Given the fact that Hockfield is the first woman president of MIT, and given her role in the Summers controversy, it is not surprising that she would be the subject of a flattering Times profile.  But Cornelia Dean, and the editors who reviewed her story (I assume there were editors who reviewed her story), seemed to think the following paragraphs were worth including in the story:

'But how easy is it to advocate for science at a time when many Americans, including the president, do not accept evolution, the idea that human activity is altering the earth's climate, or other ideas science   regards as more or less established?'

Dr. Hockfield did not answer that question directly. But she said she was "profoundly worried" about what she called a  "disrespect' for the wonders of math, science, engineering and technology. "As a nation, we have ceased to be inspired by these things.'

In reality, President Hockfield, who is no fool, must have understood that Dean's question was not designed to elicit a serious response, but merely to take a cheap shot at President Bush.

After I read the May 3 article, I sent the following missive off to the Times demanding a correction, and copied the public editor Daniel Okrent:

In the May 3 New York Times, on Page D—3, there is a fawning article by Cornelia Dean about the new MIT President Dr. Susan Hockfield (admission: I am a graduate of MIT).

In the final column, one finds this gem from Ms Dean (a question she poses to Dr. Hockfield):

"But how easy is it to advocate for science at a time when many Americans, including the president, do not accept evolution, the idea that human activity is altering the earth's climate or other ideas science regards as more or less established?"

I would be interested in having Ms Dean refer me to any evidence she has that the President (Note I used capitals for President), "does not accept evolution, or that human activity is altering the earth's climate, or other ideas science regards as more or less established?"  This is blatantly biased reporting. Does Ms Dean hold the view that anyone who believes in God, or holds religious beliefs,  must reject science? if she does, she should not be writing for the news pages, but might do better  on the op ed pages,  worshipping at the feet of the Times' columnists who routinely put forth this type of trash.  Maybe she should interview Dr. Francis Collins, one of America's most distinguished scientists, and also, get this, a devout Christian, to get an alternative view of science and religion. Science and religion do not have to be in opposition to each other, except in the minds of Times reporters who seem to think that scientists are educated and atheists, and religious believers are in the dark ages.
By the way, has Pinch Sulzberger made it a requirement that a Times reporter slander the President in every article? Or is there bonus money to be shared among those with the highest percentage of slanderous mentions?

Oh, and one other thing: the global warming debate is not more or less settled. The Times' book reviewers, naturally, made sure to trash Michael Crichton's new novel, which provided dozens of footnotes linking to research studies which challenge the current Times/environmental lobby views on the subject. My review of the book:

After hearing nothing for a week, the Times responded to my letter:

Dear Mr. Baehr,
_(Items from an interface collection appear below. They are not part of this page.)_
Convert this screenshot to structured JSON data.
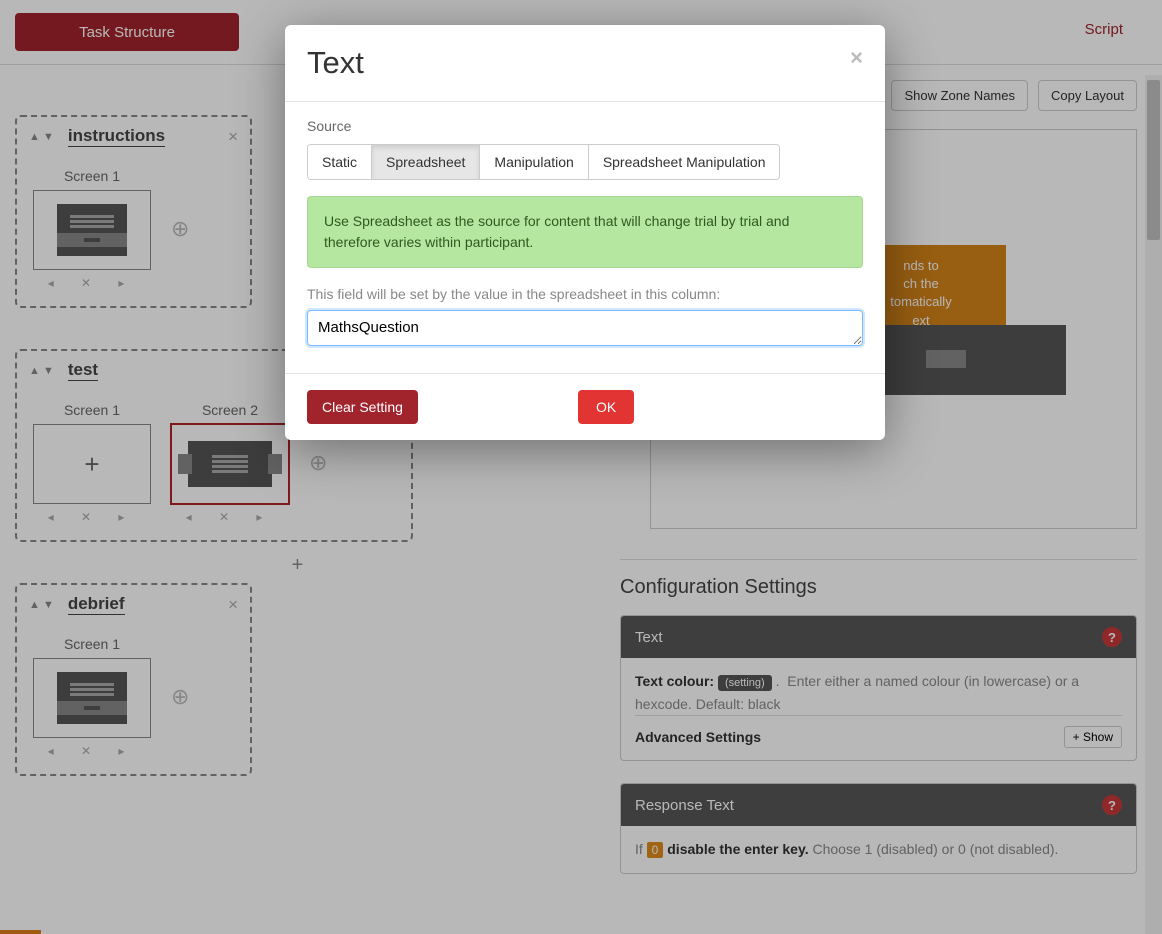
{
  "topbar": {
    "task_structure": "Task Structure",
    "script": "Script"
  },
  "displays": [
    {
      "name": "instructions",
      "screens": [
        {
          "title": "Screen 1",
          "thumb": "lines",
          "selected": false
        }
      ]
    },
    {
      "name": "test",
      "wide": true,
      "screens": [
        {
          "title": "Screen 1",
          "thumb": "plus",
          "selected": false
        },
        {
          "title": "Screen 2",
          "thumb": "complex",
          "selected": true
        }
      ]
    },
    {
      "name": "debrief",
      "screens": [
        {
          "title": "Screen 1",
          "thumb": "lines",
          "selected": false
        }
      ]
    }
  ],
  "right": {
    "show_zone": "Show Zone Names",
    "copy_layout": "Copy Layout",
    "orange_hint": "...nds to ...ch the ...tomatically ...ext",
    "config_h": "Configuration Settings",
    "panels": {
      "text": {
        "title": "Text",
        "colour_label": "Text colour:",
        "setting_tag": "(setting)",
        "colour_hint": "Enter either a named colour (in lowercase) or a hexcode. Default: black",
        "advanced": "Advanced Settings",
        "show": "Show"
      },
      "response": {
        "title": "Response Text",
        "if_label": "If",
        "zero": "0",
        "if_bold": "disable the enter key.",
        "if_hint": "Choose 1 (disabled) or 0 (not disabled)."
      }
    }
  },
  "modal": {
    "title": "Text",
    "source_label": "Source",
    "tabs": {
      "static": "Static",
      "spreadsheet": "Spreadsheet",
      "manipulation": "Manipulation",
      "spreadsheet_manip": "Spreadsheet Manipulation"
    },
    "active_tab": "spreadsheet",
    "alert": "Use Spreadsheet as the source for content that will change trial by trial and therefore varies within participant.",
    "field_label": "This field will be set by the value in the spreadsheet in this column:",
    "input_value": "MathsQuestion",
    "clear": "Clear Setting",
    "ok": "OK"
  }
}
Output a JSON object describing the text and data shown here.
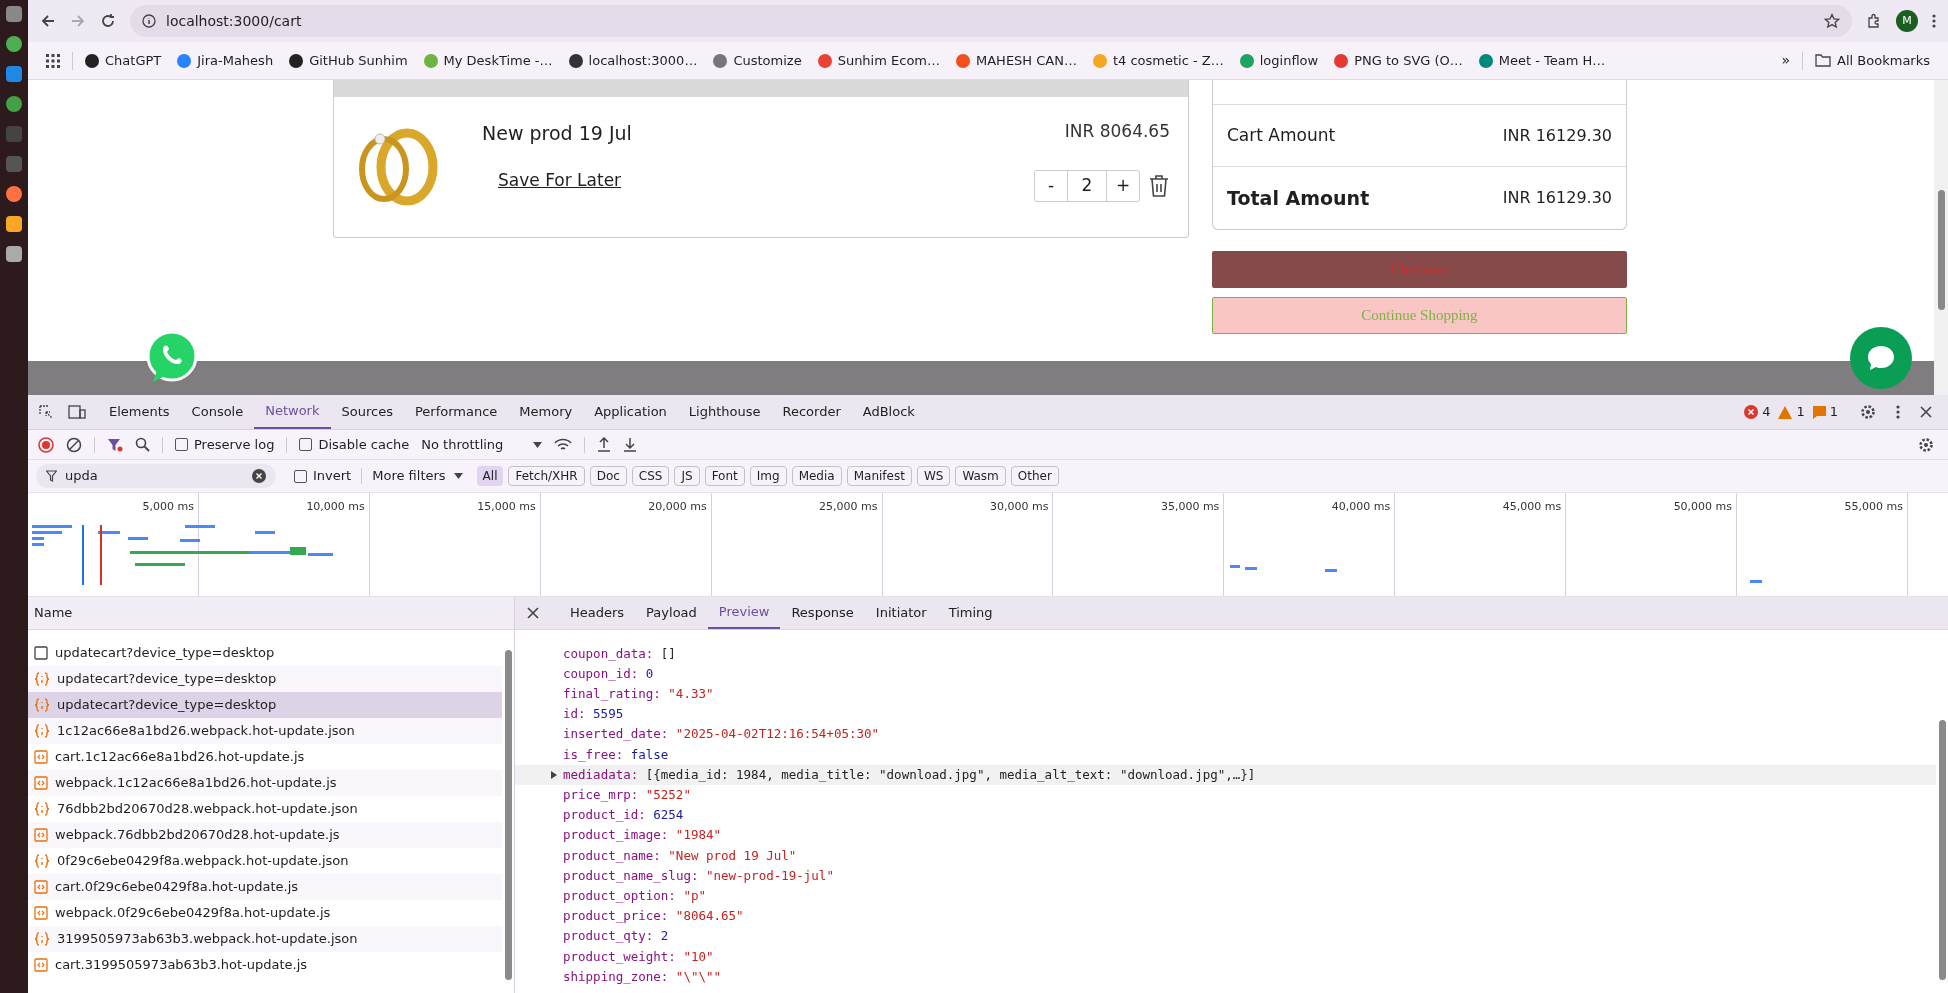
{
  "browser": {
    "url": "localhost:3000/cart",
    "avatar": "M",
    "bookmarks": [
      {
        "label": "ChatGPT",
        "color": "#222222"
      },
      {
        "label": "Jira-Mahesh",
        "color": "#2684ff"
      },
      {
        "label": "GitHub Sunhim",
        "color": "#222222"
      },
      {
        "label": "My DeskTime -…",
        "color": "#6cb33f"
      },
      {
        "label": "localhost:3000…",
        "color": "#333333"
      },
      {
        "label": "Customize",
        "color": "#777777"
      },
      {
        "label": "Sunhim Ecom…",
        "color": "#ea4335"
      },
      {
        "label": "MAHESH CAN…",
        "color": "#f24e1e"
      },
      {
        "label": "t4 cosmetic - Z…",
        "color": "#f5a623"
      },
      {
        "label": "loginflow",
        "color": "#1ea362"
      },
      {
        "label": "PNG to SVG (O…",
        "color": "#e53935"
      },
      {
        "label": "Meet - Team H…",
        "color": "#00897b"
      }
    ],
    "more_bookmarks": "»",
    "all_bookmarks": "All Bookmarks"
  },
  "cart": {
    "product": {
      "name": "New prod 19 Jul",
      "price": "INR 8064.65",
      "save_for_later": "Save For Later",
      "quantity": "2",
      "minus": "-",
      "plus": "+"
    },
    "summary": [
      {
        "label": "Cart Amount",
        "value": "INR 16129.30",
        "bold": false
      },
      {
        "label": "Total Amount",
        "value": "INR 16129.30",
        "bold": true
      }
    ],
    "checkout": "Checkout",
    "continue_shopping": "Continue Shopping"
  },
  "devtools": {
    "tabs": [
      {
        "label": "Elements",
        "selected": false
      },
      {
        "label": "Console",
        "selected": false
      },
      {
        "label": "Network",
        "selected": true
      },
      {
        "label": "Sources",
        "selected": false
      },
      {
        "label": "Performance",
        "selected": false
      },
      {
        "label": "Memory",
        "selected": false
      },
      {
        "label": "Application",
        "selected": false
      },
      {
        "label": "Lighthouse",
        "selected": false
      },
      {
        "label": "Recorder",
        "selected": false
      },
      {
        "label": "AdBlock",
        "selected": false
      }
    ],
    "errors": "4",
    "warnings": "1",
    "issues": "1",
    "preserve_log": {
      "label": "Preserve log",
      "checked": false
    },
    "disable_cache": {
      "label": "Disable cache",
      "checked": false
    },
    "throttling": "No throttling",
    "filter": {
      "value": "upda"
    },
    "invert": {
      "label": "Invert",
      "checked": false
    },
    "more_filters": "More filters",
    "types": [
      {
        "label": "All",
        "selected": true
      },
      {
        "label": "Fetch/XHR",
        "selected": false
      },
      {
        "label": "Doc",
        "selected": false
      },
      {
        "label": "CSS",
        "selected": false
      },
      {
        "label": "JS",
        "selected": false
      },
      {
        "label": "Font",
        "selected": false
      },
      {
        "label": "Img",
        "selected": false
      },
      {
        "label": "Media",
        "selected": false
      },
      {
        "label": "Manifest",
        "selected": false
      },
      {
        "label": "WS",
        "selected": false
      },
      {
        "label": "Wasm",
        "selected": false
      },
      {
        "label": "Other",
        "selected": false
      }
    ],
    "timeline_ticks": [
      "5,000 ms",
      "10,000 ms",
      "15,000 ms",
      "20,000 ms",
      "25,000 ms",
      "30,000 ms",
      "35,000 ms",
      "40,000 ms",
      "45,000 ms",
      "50,000 ms",
      "55,000 ms"
    ],
    "name_column": "Name",
    "requests": [
      {
        "name": "updatecart?device_type=desktop",
        "kind": "doc",
        "selected": false
      },
      {
        "name": "updatecart?device_type=desktop",
        "kind": "json",
        "selected": false
      },
      {
        "name": "updatecart?device_type=desktop",
        "kind": "json",
        "selected": true
      },
      {
        "name": "1c12ac66e8a1bd26.webpack.hot-update.json",
        "kind": "json",
        "selected": false
      },
      {
        "name": "cart.1c12ac66e8a1bd26.hot-update.js",
        "kind": "js",
        "selected": false
      },
      {
        "name": "webpack.1c12ac66e8a1bd26.hot-update.js",
        "kind": "js",
        "selected": false
      },
      {
        "name": "76dbb2bd20670d28.webpack.hot-update.json",
        "kind": "json",
        "selected": false
      },
      {
        "name": "webpack.76dbb2bd20670d28.hot-update.js",
        "kind": "js",
        "selected": false
      },
      {
        "name": "0f29c6ebe0429f8a.webpack.hot-update.json",
        "kind": "json",
        "selected": false
      },
      {
        "name": "cart.0f29c6ebe0429f8a.hot-update.js",
        "kind": "js",
        "selected": false
      },
      {
        "name": "webpack.0f29c6ebe0429f8a.hot-update.js",
        "kind": "js",
        "selected": false
      },
      {
        "name": "3199505973ab63b3.webpack.hot-update.json",
        "kind": "json",
        "selected": false
      },
      {
        "name": "cart.3199505973ab63b3.hot-update.js",
        "kind": "js",
        "selected": false
      }
    ],
    "detail_tabs": [
      {
        "label": "Headers",
        "selected": false
      },
      {
        "label": "Payload",
        "selected": false
      },
      {
        "label": "Preview",
        "selected": true
      },
      {
        "label": "Response",
        "selected": false
      },
      {
        "label": "Initiator",
        "selected": false
      },
      {
        "label": "Timing",
        "selected": false
      }
    ],
    "preview": [
      {
        "key": "coupon_data:",
        "value": "[]",
        "kind": "plain",
        "expandable": false,
        "highlighted": false
      },
      {
        "key": "coupon_id:",
        "value": "0",
        "kind": "number",
        "expandable": false,
        "highlighted": false
      },
      {
        "key": "final_rating:",
        "value": "\"4.33\"",
        "kind": "string",
        "expandable": false,
        "highlighted": false
      },
      {
        "key": "id:",
        "value": "5595",
        "kind": "number",
        "expandable": false,
        "highlighted": false
      },
      {
        "key": "inserted_date:",
        "value": "\"2025-04-02T12:16:54+05:30\"",
        "kind": "string",
        "expandable": false,
        "highlighted": false
      },
      {
        "key": "is_free:",
        "value": "false",
        "kind": "number",
        "expandable": false,
        "highlighted": false
      },
      {
        "key": "mediadata:",
        "value": "[{media_id: 1984, media_title: \"download.jpg\", media_alt_text: \"download.jpg\",…}]",
        "kind": "plain",
        "expandable": true,
        "highlighted": true
      },
      {
        "key": "price_mrp:",
        "value": "\"5252\"",
        "kind": "string",
        "expandable": false,
        "highlighted": false
      },
      {
        "key": "product_id:",
        "value": "6254",
        "kind": "number",
        "expandable": false,
        "highlighted": false
      },
      {
        "key": "product_image:",
        "value": "\"1984\"",
        "kind": "string",
        "expandable": false,
        "highlighted": false
      },
      {
        "key": "product_name:",
        "value": "\"New prod 19 Jul\"",
        "kind": "string",
        "expandable": false,
        "highlighted": false
      },
      {
        "key": "product_name_slug:",
        "value": "\"new-prod-19-jul\"",
        "kind": "string",
        "expandable": false,
        "highlighted": false
      },
      {
        "key": "product_option:",
        "value": "\"p\"",
        "kind": "string",
        "expandable": false,
        "highlighted": false
      },
      {
        "key": "product_price:",
        "value": "\"8064.65\"",
        "kind": "string",
        "expandable": false,
        "highlighted": false
      },
      {
        "key": "product_qty:",
        "value": "2",
        "kind": "number",
        "expandable": false,
        "highlighted": false
      },
      {
        "key": "product_weight:",
        "value": "\"10\"",
        "kind": "string",
        "expandable": false,
        "highlighted": false
      },
      {
        "key": "shipping_zone:",
        "value": "\"\\\"\\\"\"",
        "kind": "string",
        "expandable": false,
        "highlighted": false
      }
    ]
  }
}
Bill Borders, a senior editor in charge of corrections, said that your point is a good one and that he will include it in an internal memo circulated to the staff.

Joe Plambeck
Office of the Public Editor
The New York Times

In other words, the Times knows that the question posed by Dean to President Hockfield contained false and invented statements about what President Bush supposedly believed on various science issues. But the paper would not print a correction, since doing so might reveal what a whopper Ms Dean concocted, and her general level of viciousness towards, and ignorance about, President Bush. So, we can rest assured that an internal memo will be circulated, telling the Times reporters to behave a little better, and get back, presumably, to safer, more subtle Bush bashing.

The accelerating decline of the 'paper of record' continues.